About 8 in 10 workers are open to new job opportunities, although almost half of them believe it's at least somewhat harder to find a job this year than last, according to a recent survey.
Recruiting software company Jobvite's 2018 Job Seeker Nation Study measured the attitudes of 1,500 U.S. workers about future career opportunities and the job search experience.
Compensation was the No. 1 factor for leaving a job, but younger workers were especially concerned about a lack of growth opportunities. Women reported being more likely than men to leave a job for work/life balance.
"It's empowering to see people realize they don't have to work for an employer or stick around if they feel they're not being compensated fairly or [want] to strive for a better work/life balance," said Vicki Salemi, a former corporate recruiter who is now a careers expert with global job board Monster and an author based in New York City. "Even if you're happy in your current job, it's always beneficial to set up job alerts and keep your options open."
Candidates define growth for themselves in various ways, said Laura Mazzullo, owner of East Side Staffing, a New York City-based recruitment firm focused on HR roles. "For some, it's a bigger title.

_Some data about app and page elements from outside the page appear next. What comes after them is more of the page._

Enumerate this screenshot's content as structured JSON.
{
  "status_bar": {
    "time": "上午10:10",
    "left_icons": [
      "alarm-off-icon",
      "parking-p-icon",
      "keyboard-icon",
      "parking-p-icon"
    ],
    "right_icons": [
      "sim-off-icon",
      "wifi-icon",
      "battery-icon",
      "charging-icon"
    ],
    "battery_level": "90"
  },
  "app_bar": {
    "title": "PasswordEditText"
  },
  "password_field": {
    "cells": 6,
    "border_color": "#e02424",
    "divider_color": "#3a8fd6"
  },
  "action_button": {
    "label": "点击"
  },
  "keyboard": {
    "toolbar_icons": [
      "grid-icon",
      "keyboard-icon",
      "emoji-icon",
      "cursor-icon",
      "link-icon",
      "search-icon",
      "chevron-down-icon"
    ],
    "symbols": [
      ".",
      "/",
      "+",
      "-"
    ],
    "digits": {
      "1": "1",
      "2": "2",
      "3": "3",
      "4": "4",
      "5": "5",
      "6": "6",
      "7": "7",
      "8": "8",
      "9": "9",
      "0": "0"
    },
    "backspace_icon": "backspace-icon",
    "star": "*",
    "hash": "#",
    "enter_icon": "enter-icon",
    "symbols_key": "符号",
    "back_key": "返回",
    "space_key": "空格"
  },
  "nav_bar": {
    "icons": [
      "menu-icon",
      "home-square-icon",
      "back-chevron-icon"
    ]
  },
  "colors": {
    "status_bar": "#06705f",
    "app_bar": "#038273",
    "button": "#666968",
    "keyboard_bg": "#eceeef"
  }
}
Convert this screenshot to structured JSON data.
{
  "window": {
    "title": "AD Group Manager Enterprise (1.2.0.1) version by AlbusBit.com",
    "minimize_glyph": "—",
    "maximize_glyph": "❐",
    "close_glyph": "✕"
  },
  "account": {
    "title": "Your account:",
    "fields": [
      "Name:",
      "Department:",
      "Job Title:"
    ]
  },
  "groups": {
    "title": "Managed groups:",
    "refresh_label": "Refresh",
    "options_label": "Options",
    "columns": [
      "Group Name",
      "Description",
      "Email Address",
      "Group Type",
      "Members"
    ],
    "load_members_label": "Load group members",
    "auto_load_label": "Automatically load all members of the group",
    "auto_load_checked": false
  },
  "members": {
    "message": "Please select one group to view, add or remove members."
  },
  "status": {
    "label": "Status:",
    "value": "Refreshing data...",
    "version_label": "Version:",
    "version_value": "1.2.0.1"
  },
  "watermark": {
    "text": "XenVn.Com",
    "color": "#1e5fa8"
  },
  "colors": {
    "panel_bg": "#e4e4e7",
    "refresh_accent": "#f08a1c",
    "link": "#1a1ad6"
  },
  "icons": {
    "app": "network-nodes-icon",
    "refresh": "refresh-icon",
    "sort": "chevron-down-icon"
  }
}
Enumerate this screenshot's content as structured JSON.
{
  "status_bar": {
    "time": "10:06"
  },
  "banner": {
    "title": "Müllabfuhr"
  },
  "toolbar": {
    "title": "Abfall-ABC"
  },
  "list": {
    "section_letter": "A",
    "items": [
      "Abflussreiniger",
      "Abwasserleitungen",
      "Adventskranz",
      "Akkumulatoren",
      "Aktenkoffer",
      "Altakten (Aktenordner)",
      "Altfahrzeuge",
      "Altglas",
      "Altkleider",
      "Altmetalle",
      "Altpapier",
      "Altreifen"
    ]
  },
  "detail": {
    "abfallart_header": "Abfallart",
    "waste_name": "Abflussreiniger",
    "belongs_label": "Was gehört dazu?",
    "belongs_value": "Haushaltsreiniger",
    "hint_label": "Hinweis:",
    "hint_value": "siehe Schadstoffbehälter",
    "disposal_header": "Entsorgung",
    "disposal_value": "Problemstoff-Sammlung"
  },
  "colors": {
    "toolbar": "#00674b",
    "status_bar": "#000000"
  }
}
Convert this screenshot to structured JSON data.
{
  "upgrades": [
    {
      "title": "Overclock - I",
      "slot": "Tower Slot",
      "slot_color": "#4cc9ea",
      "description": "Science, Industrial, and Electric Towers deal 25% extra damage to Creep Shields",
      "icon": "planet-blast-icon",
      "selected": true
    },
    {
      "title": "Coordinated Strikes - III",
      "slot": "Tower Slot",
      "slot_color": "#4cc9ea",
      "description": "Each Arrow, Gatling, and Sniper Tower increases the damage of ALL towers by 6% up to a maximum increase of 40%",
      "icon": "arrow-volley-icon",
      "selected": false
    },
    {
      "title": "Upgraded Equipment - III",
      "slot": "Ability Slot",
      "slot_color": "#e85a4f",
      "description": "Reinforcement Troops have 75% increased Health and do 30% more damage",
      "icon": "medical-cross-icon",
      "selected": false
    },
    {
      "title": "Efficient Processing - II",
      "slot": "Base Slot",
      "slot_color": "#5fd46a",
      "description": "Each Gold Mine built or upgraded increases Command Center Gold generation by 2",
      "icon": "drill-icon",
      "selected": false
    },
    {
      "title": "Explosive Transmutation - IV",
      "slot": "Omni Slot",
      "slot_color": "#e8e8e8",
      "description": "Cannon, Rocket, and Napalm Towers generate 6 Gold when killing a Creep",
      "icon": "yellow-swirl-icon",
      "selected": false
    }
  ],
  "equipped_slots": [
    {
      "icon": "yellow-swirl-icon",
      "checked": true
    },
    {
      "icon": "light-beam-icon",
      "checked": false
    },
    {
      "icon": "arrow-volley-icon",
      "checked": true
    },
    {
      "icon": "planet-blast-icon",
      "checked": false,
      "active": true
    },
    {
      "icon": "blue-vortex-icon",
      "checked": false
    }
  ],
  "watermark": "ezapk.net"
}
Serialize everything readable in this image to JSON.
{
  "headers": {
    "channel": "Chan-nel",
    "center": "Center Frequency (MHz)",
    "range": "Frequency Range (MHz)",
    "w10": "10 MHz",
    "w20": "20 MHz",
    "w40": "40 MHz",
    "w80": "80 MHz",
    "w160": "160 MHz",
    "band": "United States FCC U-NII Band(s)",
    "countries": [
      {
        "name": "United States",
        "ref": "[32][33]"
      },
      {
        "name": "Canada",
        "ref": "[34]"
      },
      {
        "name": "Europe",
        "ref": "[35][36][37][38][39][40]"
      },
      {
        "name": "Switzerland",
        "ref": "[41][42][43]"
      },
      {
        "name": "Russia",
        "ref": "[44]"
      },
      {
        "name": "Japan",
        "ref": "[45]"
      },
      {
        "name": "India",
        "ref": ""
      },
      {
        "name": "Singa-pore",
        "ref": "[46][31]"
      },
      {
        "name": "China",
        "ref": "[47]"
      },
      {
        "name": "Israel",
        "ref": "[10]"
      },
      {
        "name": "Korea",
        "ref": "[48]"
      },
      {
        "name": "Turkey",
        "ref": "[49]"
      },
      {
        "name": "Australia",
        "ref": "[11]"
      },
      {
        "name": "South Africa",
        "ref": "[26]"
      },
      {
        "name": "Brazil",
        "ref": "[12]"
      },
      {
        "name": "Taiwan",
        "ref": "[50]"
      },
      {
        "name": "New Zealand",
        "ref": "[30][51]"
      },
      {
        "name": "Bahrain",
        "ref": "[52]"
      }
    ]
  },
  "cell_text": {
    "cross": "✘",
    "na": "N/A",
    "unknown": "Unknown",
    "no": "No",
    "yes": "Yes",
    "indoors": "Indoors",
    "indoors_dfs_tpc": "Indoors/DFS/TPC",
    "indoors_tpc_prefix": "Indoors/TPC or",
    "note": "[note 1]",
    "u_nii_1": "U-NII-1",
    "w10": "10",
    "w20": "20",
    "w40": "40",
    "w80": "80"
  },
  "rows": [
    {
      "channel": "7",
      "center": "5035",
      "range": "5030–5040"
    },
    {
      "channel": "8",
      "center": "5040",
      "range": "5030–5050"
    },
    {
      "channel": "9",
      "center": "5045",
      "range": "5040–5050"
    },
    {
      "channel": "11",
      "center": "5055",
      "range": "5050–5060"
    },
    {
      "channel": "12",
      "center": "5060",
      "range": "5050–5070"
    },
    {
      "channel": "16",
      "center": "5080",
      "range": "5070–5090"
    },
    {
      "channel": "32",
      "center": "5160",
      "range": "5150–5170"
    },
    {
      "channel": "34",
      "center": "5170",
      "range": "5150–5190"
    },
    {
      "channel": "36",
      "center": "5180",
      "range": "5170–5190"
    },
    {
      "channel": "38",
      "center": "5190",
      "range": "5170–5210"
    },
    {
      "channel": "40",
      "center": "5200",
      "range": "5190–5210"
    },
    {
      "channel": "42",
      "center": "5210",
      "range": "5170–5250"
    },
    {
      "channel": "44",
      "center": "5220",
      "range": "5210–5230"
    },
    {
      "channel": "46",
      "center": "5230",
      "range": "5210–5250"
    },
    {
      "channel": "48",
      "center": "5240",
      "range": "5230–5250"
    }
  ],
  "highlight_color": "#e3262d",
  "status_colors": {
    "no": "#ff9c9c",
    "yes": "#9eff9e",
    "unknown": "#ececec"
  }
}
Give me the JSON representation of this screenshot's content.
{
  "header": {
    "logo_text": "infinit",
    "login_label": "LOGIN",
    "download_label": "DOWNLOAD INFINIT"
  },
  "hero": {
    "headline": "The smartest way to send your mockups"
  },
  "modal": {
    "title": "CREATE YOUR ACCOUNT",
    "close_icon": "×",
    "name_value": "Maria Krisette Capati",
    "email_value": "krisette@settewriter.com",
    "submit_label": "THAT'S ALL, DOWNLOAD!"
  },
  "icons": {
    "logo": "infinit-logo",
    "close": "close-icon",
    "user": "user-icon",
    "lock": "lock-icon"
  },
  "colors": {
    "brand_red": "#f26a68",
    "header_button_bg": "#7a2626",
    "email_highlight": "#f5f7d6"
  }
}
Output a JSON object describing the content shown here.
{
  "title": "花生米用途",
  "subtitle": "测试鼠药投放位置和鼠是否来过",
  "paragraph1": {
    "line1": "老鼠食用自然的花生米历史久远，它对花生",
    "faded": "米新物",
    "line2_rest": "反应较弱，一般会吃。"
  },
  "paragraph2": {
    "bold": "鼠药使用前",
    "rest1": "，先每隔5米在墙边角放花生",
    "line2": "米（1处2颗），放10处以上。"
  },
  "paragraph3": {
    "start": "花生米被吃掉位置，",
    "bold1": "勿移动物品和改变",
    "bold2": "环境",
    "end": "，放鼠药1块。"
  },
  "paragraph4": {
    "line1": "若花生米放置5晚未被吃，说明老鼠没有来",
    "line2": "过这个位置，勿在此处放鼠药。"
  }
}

For others, it's more money. For some, it's exposure to senior leadership or having more autonomy and ability to create. The key is for employers to listen to the unique needs of each new hire and employee and customize growth paths to meet their unique needs."
Retention Begins with Onboarding
Almost a third of respondents (30 percent) have left a job within the first 90 days of work, with 43 percent indicating that their day-to-day role wasn't what they expected. Another third (32 percent) said the company culture drove them away.
"I've seen many employees in this market resign shortly after joining a new organization," Mazzullo said. "In some cases, it's due to a candidate's lack of self-awareness regarding what they really needed and wanted; in other cases, it's due to a horrible onboarding period, a lack of training, a lack of engagement, a lack of even the right technology or tools available for the individual to be successful. I've also heard of people hired for one thing only to have their role completely changed once onboarded."
Employers should view the onboarding process as an important retention tool as early as day one, Salemi said. "A successful onboarding process is critical for the post-recruitment period, so new hires can assimilate and adjust smoothly into their new role. Without this, a new hire may quickly decide he or she doesn't like what they see and leave before they settle in."
Mazzullo recommended that organizations train hiring managers on giving and soliciting candid feedback, especially during the first few months of a new hire's tenure. "It's imperative that new hires feel safe and comfortable talking with their manager about the support they need, the type and frequency of communication they need, and things that can be improved. It's the start of a new relationship and needs to be treated as such—with care."
Take Culture Seriously
The vast majority of job seekers (88 percent) cited culture as at least somewhat important in deciding whether to apply to a company, and close to half (46 percent) said it's very important. Nearly a third (32 percent) said they would be willing to take a 10 percent pay cut for a job with a more appealing work environment or company mission. Fifteen percent said company culture was the main reason they turned down a recent offer.
"Company culture is integral to how job seekers perceive companies," Salemi said. "Sure, it may look good on paper, but what's the culture like? If it's toxic and clashes with your personal values, it's game over before it begins. The fact that nearly one-third of job seekers would be willing to take a pay cut underscores just how important work environment, as well as company mission, is to job satisfaction and happiness."
Mazzullo said nearly every note she receives from an active job seeker describes the mismatch between the job seeker and his or her current employer's culture. "Today's employees are more discerning, self-reflective and informed about the type of organizational culture that best suits them and their needs," she said. "Job seekers crave authenticity and transparency; they want to really know what they're about to embark upon. Candidates will see right through the rose-colored glasses of a phony corporate culture or a place trying to be something other than what they are. They want the message about an employer brand to be consistent in every touch point during the hiring process."